> Requirement
Every entry must appear in the answer exactly as it does here.

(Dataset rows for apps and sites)
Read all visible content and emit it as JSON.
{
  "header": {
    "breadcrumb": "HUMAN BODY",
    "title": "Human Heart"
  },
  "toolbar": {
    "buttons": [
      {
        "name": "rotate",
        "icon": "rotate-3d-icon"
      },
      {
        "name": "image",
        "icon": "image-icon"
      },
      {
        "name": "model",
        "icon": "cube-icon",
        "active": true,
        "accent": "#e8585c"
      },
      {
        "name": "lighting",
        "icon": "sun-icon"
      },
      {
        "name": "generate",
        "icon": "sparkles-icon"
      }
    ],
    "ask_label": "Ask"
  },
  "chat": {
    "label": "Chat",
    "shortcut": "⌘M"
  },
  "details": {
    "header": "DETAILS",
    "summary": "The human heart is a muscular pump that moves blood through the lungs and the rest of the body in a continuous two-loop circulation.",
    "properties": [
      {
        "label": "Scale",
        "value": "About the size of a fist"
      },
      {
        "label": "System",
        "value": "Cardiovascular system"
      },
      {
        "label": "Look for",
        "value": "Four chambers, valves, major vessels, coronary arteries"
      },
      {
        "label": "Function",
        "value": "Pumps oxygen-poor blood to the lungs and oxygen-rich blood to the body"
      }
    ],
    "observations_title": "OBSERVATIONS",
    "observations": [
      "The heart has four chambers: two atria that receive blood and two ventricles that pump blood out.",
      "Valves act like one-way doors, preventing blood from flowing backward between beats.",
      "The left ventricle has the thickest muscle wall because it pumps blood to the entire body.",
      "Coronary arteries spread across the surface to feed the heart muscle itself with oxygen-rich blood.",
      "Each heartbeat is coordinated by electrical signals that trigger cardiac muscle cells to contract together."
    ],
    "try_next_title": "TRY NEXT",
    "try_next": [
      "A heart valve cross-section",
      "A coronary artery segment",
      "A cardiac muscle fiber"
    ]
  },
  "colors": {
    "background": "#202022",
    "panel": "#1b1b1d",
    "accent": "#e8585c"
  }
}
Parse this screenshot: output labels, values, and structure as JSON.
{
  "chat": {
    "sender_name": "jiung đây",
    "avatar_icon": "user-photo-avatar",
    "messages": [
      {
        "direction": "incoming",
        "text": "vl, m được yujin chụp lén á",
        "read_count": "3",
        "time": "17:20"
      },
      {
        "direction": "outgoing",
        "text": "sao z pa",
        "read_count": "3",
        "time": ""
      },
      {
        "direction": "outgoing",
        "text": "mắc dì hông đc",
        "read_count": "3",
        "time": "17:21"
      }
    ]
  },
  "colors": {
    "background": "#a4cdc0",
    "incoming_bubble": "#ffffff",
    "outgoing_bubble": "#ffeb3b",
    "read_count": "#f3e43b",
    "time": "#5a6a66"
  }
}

> Answer area
Read all visible content and emit it as JSON.
{
  "header": {
    "breadcrumb": "HUMAN BODY",
    "title": "Human Heart"
  },
  "toolbar": {
    "buttons": [
      {
        "name": "rotate",
        "icon": "rotate-3d-icon"
      },
      {
        "name": "image",
        "icon": "image-icon"
      },
      {
        "name": "model",
        "icon": "cube-icon",
        "active": true,
        "accent": "#e8585c"
      },
      {
        "name": "lighting",
        "icon": "sun-icon"
      },
      {
        "name": "generate",
        "icon": "sparkles-icon"
      }
    ],
    "ask_label": "Ask"
  },
  "chat": {
    "label": "Chat",
    "shortcut": "⌘M"
  },
  "details": {
    "header": "DETAILS",
    "summary": "The human heart is a muscular pump that moves blood through the lungs and the rest of the body in a continuous two-loop circulation.",
    "properties": [
      {
        "label": "Scale",
        "value": "About the size of a fist"
      },
      {
        "label": "System",
        "value": "Cardiovascular system"
      },
      {
        "label": "Look for",
        "value": "Four chambers, valves, major vessels, coronary arteries"
      },
      {
        "label": "Function",
        "value": "Pumps oxygen-poor blood to the lungs and oxygen-rich blood to the body"
      }
    ],
    "observations_title": "OBSERVATIONS",
    "observations": [
      "The heart has four chambers: two atria that receive blood and two ventricles that pump blood out.",
      "Valves act like one-way doors, preventing blood from flowing backward between beats.",
      "The left ventricle has the thickest muscle wall because it pumps blood to the entire body.",
      "Coronary arteries spread across the surface to feed the heart muscle itself with oxygen-rich blood.",
      "Each heartbeat is coordinated by electrical signals that trigger cardiac muscle cells to contract together."
    ],
    "try_next_title": "TRY NEXT",
    "try_next": [
      "A heart valve cross-section",
      "A coronary artery segment",
      "A cardiac muscle fiber"
    ]
  },
  "colors": {
    "background": "#202022",
    "panel": "#1b1b1d",
    "accent": "#e8585c"
  }
}
Parse this screenshot: output labels, values, and structure as JSON.
{
  "chat": {
    "sender_name": "jiung đây",
    "avatar_icon": "user-photo-avatar",
    "messages": [
      {
        "direction": "incoming",
        "text": "vl, m được yujin chụp lén á",
        "read_count": "3",
        "time": "17:20"
      },
      {
        "direction": "outgoing",
        "text": "sao z pa",
        "read_count": "3",
        "time": ""
      },
      {
        "direction": "outgoing",
        "text": "mắc dì hông đc",
        "read_count": "3",
        "time": "17:21"
      }
    ]
  },
  "colors": {
    "background": "#a4cdc0",
    "incoming_bubble": "#ffffff",
    "outgoing_bubble": "#ffeb3b",
    "read_count": "#f3e43b",
    "time": "#5a6a66"
  }
}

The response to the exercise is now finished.